The reason is because that particular beat, that particular groove, that reminded me of that fast rap shit from the late ’80s. And so I had a conversation with Big Daddy Kane’s manager, but he was working on 50 Years of Hip-Hop and all this stuff, and he didn’t have time to do it, and so then I was like, “Shit, do you know how to get to G Rap?” And Menace knew how to get to G Rap, so I reached out to a guy named Domingo that does a lot of production work going way back. He was Marley Marl’s right-hand man, and he hooked me up with G Rap. I sent him the beat, we agreed on a fee, G Rap liked the beat. I sent them the thing, they sent it back, and that’s exactly how it went down. And, this is cool: originally, we agreed to pay him for one verse and he gave us two without renegotiating.

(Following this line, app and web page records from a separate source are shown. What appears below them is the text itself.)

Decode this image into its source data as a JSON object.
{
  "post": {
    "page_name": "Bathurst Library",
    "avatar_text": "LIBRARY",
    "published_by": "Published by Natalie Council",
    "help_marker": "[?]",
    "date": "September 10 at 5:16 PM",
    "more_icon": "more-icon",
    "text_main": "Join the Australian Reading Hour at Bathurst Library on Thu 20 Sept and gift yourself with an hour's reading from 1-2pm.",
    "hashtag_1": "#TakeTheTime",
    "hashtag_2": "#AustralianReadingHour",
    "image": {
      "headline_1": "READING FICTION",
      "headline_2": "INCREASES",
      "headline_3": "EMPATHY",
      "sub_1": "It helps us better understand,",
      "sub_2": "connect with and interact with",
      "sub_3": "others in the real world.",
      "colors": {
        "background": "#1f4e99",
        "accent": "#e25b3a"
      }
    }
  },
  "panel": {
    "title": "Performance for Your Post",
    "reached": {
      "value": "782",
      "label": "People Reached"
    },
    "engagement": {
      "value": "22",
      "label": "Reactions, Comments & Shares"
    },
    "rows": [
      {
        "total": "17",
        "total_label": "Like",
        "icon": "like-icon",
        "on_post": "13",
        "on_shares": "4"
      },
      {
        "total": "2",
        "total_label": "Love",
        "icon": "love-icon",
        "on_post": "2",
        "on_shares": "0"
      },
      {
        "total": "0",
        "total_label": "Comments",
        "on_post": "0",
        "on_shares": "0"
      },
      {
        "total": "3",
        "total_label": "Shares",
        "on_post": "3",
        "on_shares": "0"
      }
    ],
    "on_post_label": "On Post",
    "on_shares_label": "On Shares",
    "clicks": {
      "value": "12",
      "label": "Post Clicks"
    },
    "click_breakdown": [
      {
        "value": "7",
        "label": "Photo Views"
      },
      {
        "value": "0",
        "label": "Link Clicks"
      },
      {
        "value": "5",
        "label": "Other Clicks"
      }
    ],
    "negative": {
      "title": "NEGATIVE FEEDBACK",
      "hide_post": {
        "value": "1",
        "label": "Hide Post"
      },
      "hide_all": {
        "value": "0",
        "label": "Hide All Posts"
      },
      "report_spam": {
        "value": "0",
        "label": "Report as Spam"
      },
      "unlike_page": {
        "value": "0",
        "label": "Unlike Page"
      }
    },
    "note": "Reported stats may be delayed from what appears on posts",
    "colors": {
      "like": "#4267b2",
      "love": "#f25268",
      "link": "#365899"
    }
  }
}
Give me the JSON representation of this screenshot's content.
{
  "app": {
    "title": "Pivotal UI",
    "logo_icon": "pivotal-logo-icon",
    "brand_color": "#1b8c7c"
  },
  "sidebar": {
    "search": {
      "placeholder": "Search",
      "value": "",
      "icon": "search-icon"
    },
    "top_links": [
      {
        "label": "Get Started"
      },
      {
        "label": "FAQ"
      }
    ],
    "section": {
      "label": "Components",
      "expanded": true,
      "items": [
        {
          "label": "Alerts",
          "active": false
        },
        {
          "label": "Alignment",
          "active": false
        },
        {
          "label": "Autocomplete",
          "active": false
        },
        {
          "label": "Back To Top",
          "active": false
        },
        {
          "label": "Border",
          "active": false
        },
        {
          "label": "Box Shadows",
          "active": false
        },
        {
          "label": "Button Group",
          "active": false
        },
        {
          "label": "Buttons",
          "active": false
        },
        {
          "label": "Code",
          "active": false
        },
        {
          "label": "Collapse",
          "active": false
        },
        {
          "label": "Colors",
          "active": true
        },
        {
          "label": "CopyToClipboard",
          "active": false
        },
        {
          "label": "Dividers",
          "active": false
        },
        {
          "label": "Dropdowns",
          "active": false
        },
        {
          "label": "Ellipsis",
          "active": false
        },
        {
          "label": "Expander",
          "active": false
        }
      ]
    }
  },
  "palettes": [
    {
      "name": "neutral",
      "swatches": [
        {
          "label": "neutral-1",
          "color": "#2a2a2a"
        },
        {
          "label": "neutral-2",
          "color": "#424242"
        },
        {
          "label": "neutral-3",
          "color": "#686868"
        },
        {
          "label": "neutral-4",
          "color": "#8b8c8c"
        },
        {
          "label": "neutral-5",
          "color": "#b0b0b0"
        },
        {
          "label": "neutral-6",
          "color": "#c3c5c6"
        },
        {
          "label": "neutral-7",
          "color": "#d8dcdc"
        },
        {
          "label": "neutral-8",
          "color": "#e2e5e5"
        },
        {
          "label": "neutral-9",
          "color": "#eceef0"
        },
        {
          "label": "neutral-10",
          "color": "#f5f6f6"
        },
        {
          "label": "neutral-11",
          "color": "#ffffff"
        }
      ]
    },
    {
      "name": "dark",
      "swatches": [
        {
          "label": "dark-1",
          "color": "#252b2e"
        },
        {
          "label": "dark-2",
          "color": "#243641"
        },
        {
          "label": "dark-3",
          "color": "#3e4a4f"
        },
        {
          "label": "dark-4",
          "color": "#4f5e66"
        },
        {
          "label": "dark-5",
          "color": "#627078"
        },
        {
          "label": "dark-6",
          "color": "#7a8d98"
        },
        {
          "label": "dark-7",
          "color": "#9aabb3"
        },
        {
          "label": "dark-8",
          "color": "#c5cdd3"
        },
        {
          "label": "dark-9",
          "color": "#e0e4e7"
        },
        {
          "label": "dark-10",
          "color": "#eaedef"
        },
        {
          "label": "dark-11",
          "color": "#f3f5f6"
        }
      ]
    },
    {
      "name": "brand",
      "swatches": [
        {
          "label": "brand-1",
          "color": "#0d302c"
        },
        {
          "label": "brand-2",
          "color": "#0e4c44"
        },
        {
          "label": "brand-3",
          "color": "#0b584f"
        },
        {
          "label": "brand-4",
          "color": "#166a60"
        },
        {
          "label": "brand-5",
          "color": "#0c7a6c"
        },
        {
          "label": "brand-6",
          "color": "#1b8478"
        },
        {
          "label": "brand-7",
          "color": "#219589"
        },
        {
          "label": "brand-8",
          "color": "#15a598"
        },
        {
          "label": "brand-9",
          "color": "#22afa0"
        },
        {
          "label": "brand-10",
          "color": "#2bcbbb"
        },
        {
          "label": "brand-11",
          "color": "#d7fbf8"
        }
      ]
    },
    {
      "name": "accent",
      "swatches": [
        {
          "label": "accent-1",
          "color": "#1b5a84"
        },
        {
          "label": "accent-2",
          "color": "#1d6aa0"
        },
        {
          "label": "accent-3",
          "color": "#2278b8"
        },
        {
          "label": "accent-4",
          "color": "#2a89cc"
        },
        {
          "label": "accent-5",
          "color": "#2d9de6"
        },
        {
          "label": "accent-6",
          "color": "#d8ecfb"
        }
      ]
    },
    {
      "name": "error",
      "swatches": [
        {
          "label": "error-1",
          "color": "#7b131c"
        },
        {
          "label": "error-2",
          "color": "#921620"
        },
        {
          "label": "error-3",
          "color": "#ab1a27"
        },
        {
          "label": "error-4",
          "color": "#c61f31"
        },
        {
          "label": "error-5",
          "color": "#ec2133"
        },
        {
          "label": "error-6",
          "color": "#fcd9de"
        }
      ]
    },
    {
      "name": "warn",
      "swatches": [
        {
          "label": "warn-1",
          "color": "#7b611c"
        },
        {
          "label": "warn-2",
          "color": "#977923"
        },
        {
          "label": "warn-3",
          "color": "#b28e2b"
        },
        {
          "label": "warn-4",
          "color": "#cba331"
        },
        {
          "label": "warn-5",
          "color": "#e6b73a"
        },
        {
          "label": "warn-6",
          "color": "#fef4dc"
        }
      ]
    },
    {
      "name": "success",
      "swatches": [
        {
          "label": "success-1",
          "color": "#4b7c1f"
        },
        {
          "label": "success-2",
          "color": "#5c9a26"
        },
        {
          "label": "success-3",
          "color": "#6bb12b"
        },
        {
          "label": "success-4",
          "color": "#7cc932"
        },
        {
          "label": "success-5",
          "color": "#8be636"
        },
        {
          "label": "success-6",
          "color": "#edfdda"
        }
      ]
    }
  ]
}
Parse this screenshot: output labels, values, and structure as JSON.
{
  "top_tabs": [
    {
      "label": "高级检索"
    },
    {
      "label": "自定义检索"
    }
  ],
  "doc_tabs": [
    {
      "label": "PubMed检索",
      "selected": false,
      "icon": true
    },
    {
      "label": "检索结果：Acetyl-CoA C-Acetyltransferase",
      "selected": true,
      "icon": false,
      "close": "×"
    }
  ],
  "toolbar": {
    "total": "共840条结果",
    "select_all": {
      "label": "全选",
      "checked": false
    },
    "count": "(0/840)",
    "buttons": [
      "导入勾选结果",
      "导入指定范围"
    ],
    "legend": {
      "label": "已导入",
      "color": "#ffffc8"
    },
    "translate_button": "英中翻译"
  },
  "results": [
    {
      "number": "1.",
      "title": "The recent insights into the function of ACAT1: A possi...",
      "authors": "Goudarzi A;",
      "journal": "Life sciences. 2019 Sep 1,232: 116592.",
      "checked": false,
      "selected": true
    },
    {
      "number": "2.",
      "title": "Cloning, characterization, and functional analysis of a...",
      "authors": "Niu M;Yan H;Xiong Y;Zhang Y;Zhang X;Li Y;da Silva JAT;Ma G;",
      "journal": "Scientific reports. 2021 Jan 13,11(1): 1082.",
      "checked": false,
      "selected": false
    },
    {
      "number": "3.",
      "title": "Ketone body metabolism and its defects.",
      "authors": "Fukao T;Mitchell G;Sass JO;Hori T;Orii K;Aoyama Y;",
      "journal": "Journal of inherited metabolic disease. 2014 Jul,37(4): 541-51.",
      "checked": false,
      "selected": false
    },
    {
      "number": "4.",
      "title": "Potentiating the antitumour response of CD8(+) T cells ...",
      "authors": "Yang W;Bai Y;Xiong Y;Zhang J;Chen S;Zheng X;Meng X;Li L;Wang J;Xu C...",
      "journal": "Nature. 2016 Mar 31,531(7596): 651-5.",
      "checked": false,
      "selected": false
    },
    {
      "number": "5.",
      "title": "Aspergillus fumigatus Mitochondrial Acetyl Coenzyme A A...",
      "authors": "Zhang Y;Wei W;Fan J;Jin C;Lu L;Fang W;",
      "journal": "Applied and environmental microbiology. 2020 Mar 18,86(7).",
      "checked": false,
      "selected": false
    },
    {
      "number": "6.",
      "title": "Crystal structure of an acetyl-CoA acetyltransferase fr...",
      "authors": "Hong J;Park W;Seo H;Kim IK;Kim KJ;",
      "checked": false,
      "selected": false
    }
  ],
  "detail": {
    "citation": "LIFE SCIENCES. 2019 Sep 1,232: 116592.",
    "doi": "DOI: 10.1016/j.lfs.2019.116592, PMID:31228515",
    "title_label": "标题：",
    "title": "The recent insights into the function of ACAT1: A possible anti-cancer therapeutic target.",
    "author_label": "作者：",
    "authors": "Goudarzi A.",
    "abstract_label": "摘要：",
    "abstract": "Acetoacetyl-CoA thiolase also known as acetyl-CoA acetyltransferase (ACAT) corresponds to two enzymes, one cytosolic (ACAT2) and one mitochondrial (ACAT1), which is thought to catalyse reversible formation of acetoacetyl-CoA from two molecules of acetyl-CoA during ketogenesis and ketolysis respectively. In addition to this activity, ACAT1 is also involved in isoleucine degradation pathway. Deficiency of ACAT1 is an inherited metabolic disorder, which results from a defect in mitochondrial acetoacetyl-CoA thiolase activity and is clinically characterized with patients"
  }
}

That’s rad.

Those guys like G Rap, Big Daddy Kane, those guys used to—Intelligent Hoodlum—those guys used to murder those faster beats. They fucking murdered.

Hell yeah.

There’s some guys that—obviously, Rakim, but I mean I think Rakim is like 30 grand a verse or something insane. So I didn’t even—it’s like, “Whatever, that’s not in my world.” But those guys, again, this record for me is about a lot of things from a particular era coming together, and so I wanted a Juice Crew rapper or a dude that used to murder beats at that tempo in ’87 or ’88. I wanted that guy on that particular record.


Zac Crain

Zac Crain

View Profile
Zac, senior editor of D Magazine, has written about the explosion in West, Texas; legendary country singer Charley Pride; Tony…

Related Articles


Joshua Ray Walker Made an Eclipse Soundtrack

If you can't see the thing, you can at least listen.

Two New Dallas Music Videos for Your Ears (and Eyes)

Beekeeper Spaceman and Sunrise Academy will rock your world (gently).

Global Music Star Steve Aoki Acquires Dallas Record Grading Startup Tuned In Grading  

After an Instagram direct message sparked the deal, Aoki’s Audio Media Grading bought the startup co-founded by Rogers Healy, Jeff ‘Skin’ Wade, and others.